*** Records supplied ***

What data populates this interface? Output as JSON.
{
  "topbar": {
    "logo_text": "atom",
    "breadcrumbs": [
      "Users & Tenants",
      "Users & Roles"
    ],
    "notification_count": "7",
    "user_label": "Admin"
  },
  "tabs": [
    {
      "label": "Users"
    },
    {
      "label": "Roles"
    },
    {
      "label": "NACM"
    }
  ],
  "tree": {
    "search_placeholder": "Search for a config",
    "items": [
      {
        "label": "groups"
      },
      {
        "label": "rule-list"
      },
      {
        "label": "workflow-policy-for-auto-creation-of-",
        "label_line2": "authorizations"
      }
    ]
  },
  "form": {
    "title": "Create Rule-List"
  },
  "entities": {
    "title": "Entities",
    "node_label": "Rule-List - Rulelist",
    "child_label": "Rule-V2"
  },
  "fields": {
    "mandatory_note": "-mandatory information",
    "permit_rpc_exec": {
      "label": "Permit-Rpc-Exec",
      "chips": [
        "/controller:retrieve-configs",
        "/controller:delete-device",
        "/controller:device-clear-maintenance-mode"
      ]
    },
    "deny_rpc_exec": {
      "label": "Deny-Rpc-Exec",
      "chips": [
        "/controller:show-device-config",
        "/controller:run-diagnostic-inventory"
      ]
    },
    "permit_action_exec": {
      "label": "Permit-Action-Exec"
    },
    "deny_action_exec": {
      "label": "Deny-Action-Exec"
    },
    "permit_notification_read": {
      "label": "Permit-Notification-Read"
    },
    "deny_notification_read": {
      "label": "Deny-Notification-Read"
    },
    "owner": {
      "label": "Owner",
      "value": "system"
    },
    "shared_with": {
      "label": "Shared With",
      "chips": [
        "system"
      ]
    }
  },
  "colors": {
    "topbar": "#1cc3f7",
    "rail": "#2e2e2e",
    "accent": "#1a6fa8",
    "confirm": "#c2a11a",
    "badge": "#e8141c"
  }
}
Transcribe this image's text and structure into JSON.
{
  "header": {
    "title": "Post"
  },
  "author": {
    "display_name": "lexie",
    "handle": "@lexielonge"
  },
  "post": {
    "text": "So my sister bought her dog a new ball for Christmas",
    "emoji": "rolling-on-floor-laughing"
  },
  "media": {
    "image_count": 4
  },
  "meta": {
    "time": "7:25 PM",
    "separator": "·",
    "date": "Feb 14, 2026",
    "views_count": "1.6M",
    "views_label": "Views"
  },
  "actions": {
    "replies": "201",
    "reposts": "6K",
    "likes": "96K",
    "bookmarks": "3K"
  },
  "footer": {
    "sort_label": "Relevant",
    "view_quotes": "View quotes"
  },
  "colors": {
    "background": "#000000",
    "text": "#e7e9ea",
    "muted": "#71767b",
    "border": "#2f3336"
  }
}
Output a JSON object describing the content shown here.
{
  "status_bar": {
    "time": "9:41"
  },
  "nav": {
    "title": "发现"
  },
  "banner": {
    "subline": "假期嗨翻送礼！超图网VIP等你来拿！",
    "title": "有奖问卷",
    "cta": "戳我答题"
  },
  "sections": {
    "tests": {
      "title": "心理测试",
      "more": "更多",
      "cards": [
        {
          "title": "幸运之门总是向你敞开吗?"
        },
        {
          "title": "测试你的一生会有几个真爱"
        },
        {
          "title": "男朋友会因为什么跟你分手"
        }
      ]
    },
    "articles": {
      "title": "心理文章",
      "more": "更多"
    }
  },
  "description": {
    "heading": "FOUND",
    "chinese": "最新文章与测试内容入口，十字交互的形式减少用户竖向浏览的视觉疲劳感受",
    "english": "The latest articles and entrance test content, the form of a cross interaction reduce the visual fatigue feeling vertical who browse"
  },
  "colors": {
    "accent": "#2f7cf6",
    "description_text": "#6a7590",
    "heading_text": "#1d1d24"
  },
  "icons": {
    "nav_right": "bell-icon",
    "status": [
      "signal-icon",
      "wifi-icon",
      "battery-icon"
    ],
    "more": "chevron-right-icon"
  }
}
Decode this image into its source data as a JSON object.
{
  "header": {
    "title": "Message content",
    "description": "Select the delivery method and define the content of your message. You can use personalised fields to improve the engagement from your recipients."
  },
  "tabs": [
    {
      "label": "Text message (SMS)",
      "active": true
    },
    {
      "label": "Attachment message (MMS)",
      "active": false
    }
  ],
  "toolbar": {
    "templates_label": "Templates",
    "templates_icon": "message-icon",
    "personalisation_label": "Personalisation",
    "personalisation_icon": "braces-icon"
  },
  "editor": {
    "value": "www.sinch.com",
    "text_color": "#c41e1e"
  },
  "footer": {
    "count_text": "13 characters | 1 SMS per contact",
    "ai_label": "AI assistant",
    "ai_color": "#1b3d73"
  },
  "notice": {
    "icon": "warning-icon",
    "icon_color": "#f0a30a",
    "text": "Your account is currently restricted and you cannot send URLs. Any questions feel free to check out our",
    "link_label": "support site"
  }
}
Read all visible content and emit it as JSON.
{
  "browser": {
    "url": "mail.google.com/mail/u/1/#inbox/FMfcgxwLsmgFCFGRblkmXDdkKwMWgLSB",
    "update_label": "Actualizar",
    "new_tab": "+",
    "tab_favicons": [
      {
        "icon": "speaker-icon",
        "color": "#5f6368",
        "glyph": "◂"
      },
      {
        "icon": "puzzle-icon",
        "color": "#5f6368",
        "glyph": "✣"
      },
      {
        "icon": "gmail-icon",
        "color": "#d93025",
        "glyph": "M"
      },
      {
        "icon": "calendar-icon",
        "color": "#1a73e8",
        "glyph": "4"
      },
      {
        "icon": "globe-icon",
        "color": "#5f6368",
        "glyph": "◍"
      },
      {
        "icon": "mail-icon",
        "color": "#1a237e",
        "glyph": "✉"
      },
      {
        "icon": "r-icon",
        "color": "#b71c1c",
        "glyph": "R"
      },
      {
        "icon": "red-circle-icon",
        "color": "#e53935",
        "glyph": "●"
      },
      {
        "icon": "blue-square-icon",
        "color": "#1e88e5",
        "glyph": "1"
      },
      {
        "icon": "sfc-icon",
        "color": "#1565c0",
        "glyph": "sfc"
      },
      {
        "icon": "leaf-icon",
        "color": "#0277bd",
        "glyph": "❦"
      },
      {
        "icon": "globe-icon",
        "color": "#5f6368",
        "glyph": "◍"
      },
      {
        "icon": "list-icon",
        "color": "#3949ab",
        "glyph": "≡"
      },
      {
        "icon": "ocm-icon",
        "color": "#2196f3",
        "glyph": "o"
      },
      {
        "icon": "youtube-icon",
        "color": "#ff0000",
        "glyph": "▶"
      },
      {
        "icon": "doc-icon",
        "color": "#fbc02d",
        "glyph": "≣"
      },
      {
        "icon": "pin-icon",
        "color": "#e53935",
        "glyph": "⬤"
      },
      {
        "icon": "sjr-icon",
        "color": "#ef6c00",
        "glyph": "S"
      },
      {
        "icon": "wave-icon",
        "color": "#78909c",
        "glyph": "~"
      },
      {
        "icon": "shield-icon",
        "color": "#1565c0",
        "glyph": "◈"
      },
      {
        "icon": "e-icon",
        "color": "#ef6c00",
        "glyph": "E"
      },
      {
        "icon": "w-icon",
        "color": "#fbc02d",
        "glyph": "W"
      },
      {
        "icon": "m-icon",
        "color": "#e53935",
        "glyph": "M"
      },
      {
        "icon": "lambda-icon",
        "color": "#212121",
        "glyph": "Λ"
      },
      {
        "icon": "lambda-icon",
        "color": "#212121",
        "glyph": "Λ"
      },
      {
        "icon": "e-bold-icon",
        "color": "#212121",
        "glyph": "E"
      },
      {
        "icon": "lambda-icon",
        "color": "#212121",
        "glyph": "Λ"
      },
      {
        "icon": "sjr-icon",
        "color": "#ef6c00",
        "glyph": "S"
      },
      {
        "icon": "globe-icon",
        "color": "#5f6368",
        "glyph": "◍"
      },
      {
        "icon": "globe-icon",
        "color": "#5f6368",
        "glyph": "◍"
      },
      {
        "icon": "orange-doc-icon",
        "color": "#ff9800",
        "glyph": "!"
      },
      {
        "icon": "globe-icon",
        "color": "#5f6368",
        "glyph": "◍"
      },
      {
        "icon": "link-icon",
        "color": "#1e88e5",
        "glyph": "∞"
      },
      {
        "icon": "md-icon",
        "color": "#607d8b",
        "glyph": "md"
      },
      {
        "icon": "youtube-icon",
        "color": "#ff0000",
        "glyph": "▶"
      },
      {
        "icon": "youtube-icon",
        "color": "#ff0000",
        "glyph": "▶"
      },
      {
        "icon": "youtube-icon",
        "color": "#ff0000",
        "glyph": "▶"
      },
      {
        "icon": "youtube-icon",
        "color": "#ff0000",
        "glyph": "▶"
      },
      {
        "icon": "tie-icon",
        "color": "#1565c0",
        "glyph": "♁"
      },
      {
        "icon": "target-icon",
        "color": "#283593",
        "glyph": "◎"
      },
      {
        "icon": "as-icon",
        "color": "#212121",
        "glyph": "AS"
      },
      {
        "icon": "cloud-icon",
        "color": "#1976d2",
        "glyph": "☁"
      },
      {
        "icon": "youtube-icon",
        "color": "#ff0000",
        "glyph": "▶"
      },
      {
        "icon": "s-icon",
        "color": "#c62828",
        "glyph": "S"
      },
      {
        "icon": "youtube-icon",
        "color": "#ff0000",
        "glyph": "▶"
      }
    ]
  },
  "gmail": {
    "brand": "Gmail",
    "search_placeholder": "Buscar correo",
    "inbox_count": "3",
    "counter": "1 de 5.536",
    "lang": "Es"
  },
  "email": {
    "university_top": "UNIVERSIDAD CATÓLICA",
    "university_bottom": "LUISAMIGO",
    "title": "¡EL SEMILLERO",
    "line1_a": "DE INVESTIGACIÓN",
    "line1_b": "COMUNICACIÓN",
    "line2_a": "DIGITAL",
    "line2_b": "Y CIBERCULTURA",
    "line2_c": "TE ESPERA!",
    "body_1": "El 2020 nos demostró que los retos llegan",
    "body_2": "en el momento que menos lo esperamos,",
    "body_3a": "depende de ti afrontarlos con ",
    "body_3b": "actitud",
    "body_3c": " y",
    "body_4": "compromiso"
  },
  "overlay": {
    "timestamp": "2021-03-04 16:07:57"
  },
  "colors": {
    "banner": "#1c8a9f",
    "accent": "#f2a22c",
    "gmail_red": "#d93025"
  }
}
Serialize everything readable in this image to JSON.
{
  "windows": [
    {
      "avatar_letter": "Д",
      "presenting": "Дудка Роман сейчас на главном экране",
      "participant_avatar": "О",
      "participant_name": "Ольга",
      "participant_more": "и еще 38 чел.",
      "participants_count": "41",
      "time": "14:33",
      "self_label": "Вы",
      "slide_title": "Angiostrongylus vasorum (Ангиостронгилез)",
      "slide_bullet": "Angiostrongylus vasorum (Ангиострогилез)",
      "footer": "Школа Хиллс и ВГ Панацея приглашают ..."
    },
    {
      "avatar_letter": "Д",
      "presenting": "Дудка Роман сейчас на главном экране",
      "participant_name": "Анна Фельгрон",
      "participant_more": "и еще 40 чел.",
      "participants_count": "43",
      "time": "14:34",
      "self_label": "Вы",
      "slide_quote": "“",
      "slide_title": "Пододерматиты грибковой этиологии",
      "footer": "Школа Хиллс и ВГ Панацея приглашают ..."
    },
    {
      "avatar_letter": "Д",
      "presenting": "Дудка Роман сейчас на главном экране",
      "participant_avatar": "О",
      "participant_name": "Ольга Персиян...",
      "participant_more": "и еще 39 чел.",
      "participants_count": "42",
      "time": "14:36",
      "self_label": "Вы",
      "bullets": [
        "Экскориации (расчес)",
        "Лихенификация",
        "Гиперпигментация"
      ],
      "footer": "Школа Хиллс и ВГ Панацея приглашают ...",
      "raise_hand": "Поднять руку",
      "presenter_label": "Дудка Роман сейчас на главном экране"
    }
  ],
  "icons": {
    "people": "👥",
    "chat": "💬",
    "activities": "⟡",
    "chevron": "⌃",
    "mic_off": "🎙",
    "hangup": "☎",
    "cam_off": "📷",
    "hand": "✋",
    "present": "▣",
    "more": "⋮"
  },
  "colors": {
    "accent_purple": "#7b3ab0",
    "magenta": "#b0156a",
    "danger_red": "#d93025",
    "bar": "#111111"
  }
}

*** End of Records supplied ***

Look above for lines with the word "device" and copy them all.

### Reply:
        "/controller:delete-device",
        "/controller:device-clear-maintenance-mode"
        "/controller:show-device-config",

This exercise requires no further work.